Drifting fishing roe is one of my favorite ways to fish for coho, especially with it is a humpy year – as the humpys tend to leave the roe alone.
Rod and Reel
A typical drift fishing rod works well. A spinning rod with a sensitive tip, moderate action rated for 8-15 pound line. Matched up with a spinning reel that holds about 100-150 yards of line.
I typically drift fish with 10 pound high-vis izor line.
The terminal tackle is pretty simple, but it is a good thing to tie up your leaders at home so you can spend your time on the water rigging up for when the inventible break off occurs.
The leader is typically 3 to 4 feet long, and consists of 1 or 2 hooks – usually size 4 – and a drift bobber like a corkie or cheater. The drift bobber helps compensate for the weight of the roe. The hooks are tied on with the egg loop knot.
Between the leader and the mainline there is a snap swivel, and attached to the snap is your drift weight – usually pencil lead weight or slinkie.
When ready to fish take a piece of roe – usually about quarter size. Put the hook through the skein membrane and secure it fast with the egg loop.
The result looks like this. Detailed instructions on how to rig the egg leader and drift fishing setup can be found on the gear page.
How To Fish It
The amount of roe to use will vary based on water conditions. Let the fish tell you what size bait they prefer, but when in doubt go smaller.
Remember to do a gentle cast – otherwise that roe will be ripped off the hooks.
Cast it out across the current. Let it drift downstream – keeping the rod pointed at the line. Once it has completed the swing, then reel in and do it again.
The bite is usually indicated by a small twitch, or even just the line pausing as the fish mouths the roe. If you feel something suspicious then set the hook.
The right amount of weight is dependent on the current and depth. You should feel it tap bottom once every 1 to 2 seconds. More than that indicates to much weight. Less is too little weight.
If fishing froggy water with this setup then you may need to use a second – or larger – drift bobber.

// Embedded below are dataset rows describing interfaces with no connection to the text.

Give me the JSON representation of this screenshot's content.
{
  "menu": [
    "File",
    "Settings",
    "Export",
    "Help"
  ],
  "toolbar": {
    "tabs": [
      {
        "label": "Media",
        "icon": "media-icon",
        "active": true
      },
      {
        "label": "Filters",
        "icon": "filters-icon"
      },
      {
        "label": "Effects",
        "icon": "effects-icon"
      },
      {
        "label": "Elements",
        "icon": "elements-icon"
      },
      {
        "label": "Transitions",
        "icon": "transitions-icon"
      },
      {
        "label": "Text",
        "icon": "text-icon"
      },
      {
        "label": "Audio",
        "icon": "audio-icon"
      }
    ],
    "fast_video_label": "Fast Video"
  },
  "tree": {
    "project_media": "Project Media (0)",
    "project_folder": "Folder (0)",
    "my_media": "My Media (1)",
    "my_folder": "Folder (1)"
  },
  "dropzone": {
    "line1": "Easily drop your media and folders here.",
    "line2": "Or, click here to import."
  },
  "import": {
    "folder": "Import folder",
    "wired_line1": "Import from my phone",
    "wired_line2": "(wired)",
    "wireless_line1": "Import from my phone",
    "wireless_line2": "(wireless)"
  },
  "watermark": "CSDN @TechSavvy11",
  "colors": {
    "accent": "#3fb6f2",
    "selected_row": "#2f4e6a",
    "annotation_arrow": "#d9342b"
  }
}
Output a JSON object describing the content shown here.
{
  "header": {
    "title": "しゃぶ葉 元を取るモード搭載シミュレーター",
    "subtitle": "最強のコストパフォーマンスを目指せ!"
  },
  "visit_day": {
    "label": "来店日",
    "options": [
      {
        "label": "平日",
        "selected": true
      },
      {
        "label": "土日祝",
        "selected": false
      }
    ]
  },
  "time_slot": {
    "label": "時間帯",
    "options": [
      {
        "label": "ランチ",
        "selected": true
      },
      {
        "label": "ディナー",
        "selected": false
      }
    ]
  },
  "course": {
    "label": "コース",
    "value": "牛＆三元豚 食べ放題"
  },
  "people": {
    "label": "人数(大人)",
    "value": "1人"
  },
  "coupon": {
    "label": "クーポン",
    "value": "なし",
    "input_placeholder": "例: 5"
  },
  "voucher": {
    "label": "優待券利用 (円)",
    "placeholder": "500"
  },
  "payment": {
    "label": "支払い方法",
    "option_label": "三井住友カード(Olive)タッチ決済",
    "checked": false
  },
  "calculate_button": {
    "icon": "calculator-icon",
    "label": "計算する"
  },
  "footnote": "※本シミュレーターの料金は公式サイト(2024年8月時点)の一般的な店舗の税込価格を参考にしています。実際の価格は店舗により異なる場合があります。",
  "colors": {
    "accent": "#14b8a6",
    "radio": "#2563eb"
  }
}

The current has a lifting effect, so you need to compensate if the current is minimal.
More information about coho fishing can be found here.